Searching for Mr. Europe Name-Dropping Begins for EU's First President
Less than one year from now, the European Union will choose its first long-term president. Former British Prime Minister Tony Blair appears to be the front-runner right now, but a number of senior statesment have emerged as viable candidates.
It took years for the European Union to finally agree that it should even have a president. Now, with just 12 months to go before the 27-member bloc is set to inaugurate its first full time leader, the name-game surrounding the position has begun in earnest. And so has the backbiting.
Until now, the bloc's leadership was passed around on a rotating basis, with a new country taking the helm every six months. But according to the terms of the Lisbon Treaty, signed in the Portuguese capital in December and currently in the process of being ratified across the continent, the new "President of the European Council" will hold office for a two-and-a-half year term.
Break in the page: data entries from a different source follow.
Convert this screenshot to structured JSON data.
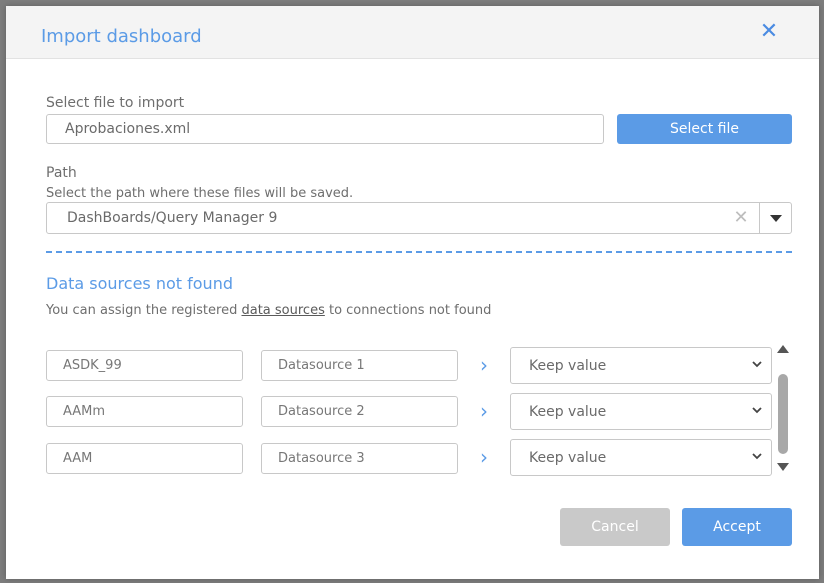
{
  "dialog": {
    "title": "Import dashboard",
    "close_icon": "close-icon"
  },
  "file": {
    "label": "Select file to import",
    "value": "Aprobaciones.xml",
    "button_label": "Select file"
  },
  "path": {
    "label": "Path",
    "hint": "Select the path where these files will be saved.",
    "value": "DashBoards/Query Manager 9"
  },
  "datasources": {
    "title": "Data sources not found",
    "hint_before": "You can assign the registered ",
    "hint_link": "data sources",
    "hint_after": " to connections not found",
    "rows": [
      {
        "connection": "ASDK_99",
        "datasource": "Datasource 1",
        "selected": "Keep value"
      },
      {
        "connection": "AAMm",
        "datasource": "Datasource 2",
        "selected": "Keep value"
      },
      {
        "connection": "AAM",
        "datasource": "Datasource 3",
        "selected": "Keep value"
      }
    ]
  },
  "footer": {
    "cancel_label": "Cancel",
    "accept_label": "Accept"
  },
  "colors": {
    "accent": "#5b9be6",
    "disabled": "#c9c9c9",
    "backdrop": "#7d7d7d"
  }
}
Tony Blair is one prominent name that has been bandied about recently. The former British prime minister is said to have a good shot, and he has powerful friends. French President Nicolas Sarkozy has thrown his support behind Blair for reasons of both personality and politics -- and Blair even spoke French during a recent speech in France that many are describing as his campaign kick-off event.
But numerous Social Democrats and most Christian Democrats, along with German Chancellor Angela Merkel, aren't as impressed. On Monday, the Daily Telegraph also reported that senior allies of current Prime Minister Gordon Brown were plotting to wreck Blair's ambitions for the post out of concern that his appointment could reignite old divisions within his Labour Party. The office could also come at considerable expense to Blair, who is currently earning millions of pounds as a bank lobbyist, author and as part of the VIP speech circuit. All that would be history should he end up with the prestigious Brussels post.
A less glamorous candidate for the office is long-time Luxembourg Prime Minister Jean-Claude Juncker. But despite the drab factor, Juncker has friends and supporters in the right places. As the leader of one of Europe's smallest countries, he would also be seen as a sort of insurance policy for smaller EU countries that their interests would not be steamrolled by larger member states like Germany. He also enjoys excellent relations with both Merkel and Sarkozy.
Other early names making the informal lists of candidates include former Polish President Aleksander Kwasniewski and Belgian Prime Minister Guy Verhofstadt, the latter likewise palatable to Europe's mini-countries.
Former Spanish Prime Minister Jose Maria Aznar also has an outside shot. His biggest opponent, however, is current Spanish Prime Minister Jose Luis Rodriguez Zapatero. The left-leaning Zapatero apparently can't stand his conservative predecessor.